Philadelphia, PA
1/14/1938*
at Manhattan W 45–38  6–1
 
Manhattan, NY
1/18/1938
at West Virginia W 34–31  7–1 (1–1)
WVU Fieldhouse 
Morgantown, WV
1/20/1938
at Carnegie Mellon W 39–37  8–1 (2–1)
 
Pittsburgh, PA
1/22/1938*
at La Salle W 37–22  9–1
Convention Hall 
Philadelphia, PA
1/28/1938*
Villanova L 28–36  9–2
Convention Hall 
Philadelphia, PA
2/4/1938
Penn State W 49–25  10–2 (3–1)
Philadelphia Arena 
Philadelphia, PA
2/5/1938
West Virginia W 51–32  11–2 (4–1)
Mitten Hall 
Philadelphia, PA
2/8/1938
at Penn State W 49–39  12–2 (5–1)
Rec Hall 
University Park, PA
2/9/1938
at Pittsburgh W 43–41  13–2 (6–1)
Pitt Pavilion 
Pittsburgh, PA
2/12/1938*
NYU W 42–34  14–2
Convention Hall 
Philadelphia, PA
2/14/1938
Carnegie Mellon W 48–39  15–2 (7–1)
Mitten Hall 
Philadelphia, PA
2/16/1938*
at Navy W 61–58  16–2
 
Annapolis, MD
2/18/1938
Pittsburgh W 46–34  17–2 (8–1)
Philadelphia Arena 
Philadelphia, PA
2/23/1938*
Albright W 46–25  18–2
Convention Hall 
Philadelphia, PA
2/25/1938
Georgetown W 51–34  19–2 (9–1)
Philadelphia Arena 
Philadelphia, PA
3/4/1938*
Saint Joseph's
Rivalry
W 40–34  20–2
Convention Hall 
Philadelphia, PA
National Invitation Tournament
3/9/1938*
vs. Bradley
NIT Quarterfinals
W 53–40  21–2
Madison Square Garden 
New York, NY
3/14/1938*
vs. Oklahoma A&M
NIT Semifinals
W 56–44  22–2
Madison Square Garden 
New York, NY
3/16/1938*
vs. Colorado
NIT Championship
W 60–36  23–2
Madison Square Garden 
New York, NY
*Non-conference game. #Rankings from AP Poll. (#) Tournament seedings in parentheses.

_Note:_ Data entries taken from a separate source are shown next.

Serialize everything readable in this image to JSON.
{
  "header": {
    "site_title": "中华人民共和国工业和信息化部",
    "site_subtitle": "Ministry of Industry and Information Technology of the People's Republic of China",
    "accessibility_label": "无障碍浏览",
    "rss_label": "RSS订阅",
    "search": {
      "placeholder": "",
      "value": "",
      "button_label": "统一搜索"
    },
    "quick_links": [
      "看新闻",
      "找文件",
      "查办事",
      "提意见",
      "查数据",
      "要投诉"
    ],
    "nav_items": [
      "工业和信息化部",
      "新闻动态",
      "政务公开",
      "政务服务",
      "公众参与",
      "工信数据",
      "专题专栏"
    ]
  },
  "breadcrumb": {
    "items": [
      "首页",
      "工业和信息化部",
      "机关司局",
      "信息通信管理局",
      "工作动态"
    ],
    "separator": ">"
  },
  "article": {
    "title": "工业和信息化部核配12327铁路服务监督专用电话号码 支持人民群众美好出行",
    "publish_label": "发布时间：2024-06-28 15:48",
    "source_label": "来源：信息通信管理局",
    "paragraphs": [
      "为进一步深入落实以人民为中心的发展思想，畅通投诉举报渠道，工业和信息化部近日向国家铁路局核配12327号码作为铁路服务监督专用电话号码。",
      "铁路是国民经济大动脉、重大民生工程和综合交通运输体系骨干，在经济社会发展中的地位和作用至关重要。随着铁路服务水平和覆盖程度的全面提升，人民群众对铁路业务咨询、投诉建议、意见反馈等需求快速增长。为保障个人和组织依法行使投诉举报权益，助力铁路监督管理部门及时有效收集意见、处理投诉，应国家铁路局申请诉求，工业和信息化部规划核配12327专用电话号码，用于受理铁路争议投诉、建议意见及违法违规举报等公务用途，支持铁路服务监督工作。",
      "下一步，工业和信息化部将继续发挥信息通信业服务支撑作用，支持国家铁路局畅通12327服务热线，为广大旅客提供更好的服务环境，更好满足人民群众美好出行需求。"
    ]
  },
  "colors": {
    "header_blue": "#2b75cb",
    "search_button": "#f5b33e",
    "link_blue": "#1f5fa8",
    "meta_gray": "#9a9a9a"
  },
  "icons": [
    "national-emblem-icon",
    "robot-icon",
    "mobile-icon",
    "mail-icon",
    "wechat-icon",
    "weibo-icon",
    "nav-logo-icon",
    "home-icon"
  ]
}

Source[5]

References[edit]

  1. ^ "Temple Owls season-by-season results". sports-reference.com. Sports Reference LLC. 2014. Retrieved June 13, 2014. 
  2. ^ "NCAA Division I Men's Basketball – NCAA Division I Champions". Rauzulu's Street. 2004. Retrieved June 13, 2014. 
  3. ^ ESPN, ed. (2009). ESPN College Basketball Encyclopedia: The Complete History of the Men's Game. New York, NY: ESPN Books. p. 546. ISBN 978-0-345-51392-2. 
  4. ^ a b "Hall of Fame – James Usilton, Sr.". OwlSports.com. Temple University. Retrieved June 13, 2014. 
  5. ^ "History and Records (p. 96)" (PDF). 2013–14 Temple Owls Men's Basketball Media Guide. Temple University. 2013. Retrieved June 13, 2014.